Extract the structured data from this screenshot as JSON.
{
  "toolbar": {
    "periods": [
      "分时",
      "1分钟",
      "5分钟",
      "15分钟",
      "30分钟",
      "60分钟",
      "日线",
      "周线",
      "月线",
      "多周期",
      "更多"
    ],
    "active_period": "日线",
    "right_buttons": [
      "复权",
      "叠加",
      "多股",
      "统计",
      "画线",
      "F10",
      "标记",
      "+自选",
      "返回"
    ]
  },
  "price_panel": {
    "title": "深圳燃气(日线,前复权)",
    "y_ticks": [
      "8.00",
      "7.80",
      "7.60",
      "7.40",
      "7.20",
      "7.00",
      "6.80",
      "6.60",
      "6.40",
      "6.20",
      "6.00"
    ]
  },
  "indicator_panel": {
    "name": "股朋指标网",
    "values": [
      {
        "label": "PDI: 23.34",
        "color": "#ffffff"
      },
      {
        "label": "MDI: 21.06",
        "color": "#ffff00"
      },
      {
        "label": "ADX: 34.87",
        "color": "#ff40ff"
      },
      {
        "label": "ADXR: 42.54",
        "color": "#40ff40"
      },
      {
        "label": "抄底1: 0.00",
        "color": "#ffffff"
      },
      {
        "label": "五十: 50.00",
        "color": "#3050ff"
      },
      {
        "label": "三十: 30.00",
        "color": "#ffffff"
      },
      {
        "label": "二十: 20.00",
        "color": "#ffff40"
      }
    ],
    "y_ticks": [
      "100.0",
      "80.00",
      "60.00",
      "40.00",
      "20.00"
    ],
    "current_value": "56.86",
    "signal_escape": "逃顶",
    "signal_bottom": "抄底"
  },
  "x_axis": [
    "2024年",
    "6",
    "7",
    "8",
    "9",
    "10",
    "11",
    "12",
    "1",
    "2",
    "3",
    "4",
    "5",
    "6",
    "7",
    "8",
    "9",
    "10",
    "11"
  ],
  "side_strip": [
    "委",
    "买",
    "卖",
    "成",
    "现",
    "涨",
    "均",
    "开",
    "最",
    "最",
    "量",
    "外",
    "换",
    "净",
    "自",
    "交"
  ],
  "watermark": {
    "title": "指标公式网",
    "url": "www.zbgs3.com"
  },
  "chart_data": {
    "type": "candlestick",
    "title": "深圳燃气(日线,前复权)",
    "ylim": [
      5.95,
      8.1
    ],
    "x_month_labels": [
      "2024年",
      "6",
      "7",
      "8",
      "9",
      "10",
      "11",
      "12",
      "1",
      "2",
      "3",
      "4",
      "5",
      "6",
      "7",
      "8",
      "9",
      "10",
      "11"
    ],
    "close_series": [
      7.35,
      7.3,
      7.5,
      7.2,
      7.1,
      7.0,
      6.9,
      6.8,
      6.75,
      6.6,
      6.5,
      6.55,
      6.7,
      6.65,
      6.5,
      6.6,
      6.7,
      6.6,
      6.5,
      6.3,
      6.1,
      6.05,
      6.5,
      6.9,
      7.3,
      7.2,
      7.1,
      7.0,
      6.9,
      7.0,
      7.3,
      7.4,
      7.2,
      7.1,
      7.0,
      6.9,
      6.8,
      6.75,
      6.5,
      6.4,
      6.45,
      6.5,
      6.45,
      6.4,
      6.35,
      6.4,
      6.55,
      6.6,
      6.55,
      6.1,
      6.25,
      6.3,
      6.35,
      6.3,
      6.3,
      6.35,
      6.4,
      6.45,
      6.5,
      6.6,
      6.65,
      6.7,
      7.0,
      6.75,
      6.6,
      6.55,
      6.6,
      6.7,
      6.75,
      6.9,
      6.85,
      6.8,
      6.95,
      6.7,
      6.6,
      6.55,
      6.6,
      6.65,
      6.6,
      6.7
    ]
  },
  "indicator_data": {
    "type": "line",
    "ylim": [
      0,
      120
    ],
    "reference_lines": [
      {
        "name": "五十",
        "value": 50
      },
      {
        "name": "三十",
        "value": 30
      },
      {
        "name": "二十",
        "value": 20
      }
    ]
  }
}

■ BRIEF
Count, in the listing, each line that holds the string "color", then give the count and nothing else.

■ THE COMPLETED TASK
8